Random thought

1. Apr 5, 2009

nicksauce

We can write the Minkowski metric as
$$ds^2 = -c^2dt^2 + d\mathbf{x}^2$$
or if we wanted different units for the metric
$$ds^2 = -dt^2 + \frac{d\mathbf{x}^2}{c^2}$$
If we make c a function of time we have
$$ds^2 = -dt^2 + \frac{d\mathbf{x}^2}{c(t)^2}$$

Which looks exactly like the FRW metric where c(t) = 1/a(t). So two questions: is my logic here correct? and if so, is it possible to tell the difference, in a purely gravitational way, between an FRW universe and a Minkowski universe with variable speed of light?

2. Apr 5, 2009

Chronos

looks about right to me, nick. just missing einstein's constant. Integrating these functions requires a constant to be mathematically complete.

3. Apr 6, 2009

Chalnoth

Sure, because the speed of light is intimately coupled with the strength of the electromagnetic force, so all we have to do is observe to ensure that the properties of electromagnetism were the same in the early universe as they are today. The answer we find is that they agree to within about a percent, though there are some tentative hints that there are some very small deviations at very high redshift (e.g. a fraction of a percent at z=6 or so). This deviation is too small for a varying speed of light to explain the expansion.

4. Apr 7, 2009

nicksauce

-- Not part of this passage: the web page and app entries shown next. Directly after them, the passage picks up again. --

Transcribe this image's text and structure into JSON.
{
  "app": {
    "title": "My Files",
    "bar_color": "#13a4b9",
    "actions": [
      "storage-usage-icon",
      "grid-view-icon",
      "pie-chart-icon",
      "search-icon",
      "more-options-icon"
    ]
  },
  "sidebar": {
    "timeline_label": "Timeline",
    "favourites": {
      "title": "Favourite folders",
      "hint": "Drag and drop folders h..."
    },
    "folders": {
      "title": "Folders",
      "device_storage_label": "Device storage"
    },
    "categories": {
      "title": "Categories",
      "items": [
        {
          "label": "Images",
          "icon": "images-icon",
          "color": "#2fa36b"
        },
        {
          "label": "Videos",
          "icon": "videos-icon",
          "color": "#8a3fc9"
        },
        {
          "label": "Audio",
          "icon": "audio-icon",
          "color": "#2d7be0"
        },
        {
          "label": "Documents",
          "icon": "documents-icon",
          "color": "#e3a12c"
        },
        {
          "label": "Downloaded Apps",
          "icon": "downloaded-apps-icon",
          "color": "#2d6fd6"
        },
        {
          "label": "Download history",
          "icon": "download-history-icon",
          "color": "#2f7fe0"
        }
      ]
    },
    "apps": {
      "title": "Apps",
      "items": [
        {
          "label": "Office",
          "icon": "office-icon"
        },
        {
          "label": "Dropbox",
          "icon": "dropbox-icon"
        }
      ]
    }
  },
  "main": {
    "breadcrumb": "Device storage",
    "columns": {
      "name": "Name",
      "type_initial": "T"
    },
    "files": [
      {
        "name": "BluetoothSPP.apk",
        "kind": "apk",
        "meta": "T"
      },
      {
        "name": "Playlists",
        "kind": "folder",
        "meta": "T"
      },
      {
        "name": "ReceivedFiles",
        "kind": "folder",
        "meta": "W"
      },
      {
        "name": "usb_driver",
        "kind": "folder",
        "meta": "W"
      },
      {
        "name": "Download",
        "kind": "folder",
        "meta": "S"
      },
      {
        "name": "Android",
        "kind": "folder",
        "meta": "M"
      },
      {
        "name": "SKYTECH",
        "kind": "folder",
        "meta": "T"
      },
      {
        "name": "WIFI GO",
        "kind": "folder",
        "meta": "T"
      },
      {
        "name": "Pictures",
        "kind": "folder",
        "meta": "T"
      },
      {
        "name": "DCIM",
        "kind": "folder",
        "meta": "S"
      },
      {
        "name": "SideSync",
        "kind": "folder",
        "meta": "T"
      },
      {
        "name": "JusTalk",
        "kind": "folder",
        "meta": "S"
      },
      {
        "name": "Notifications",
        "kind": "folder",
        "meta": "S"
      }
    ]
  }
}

Is there an intuitive way to explain why a variable speed of light would lead to an expanding universe?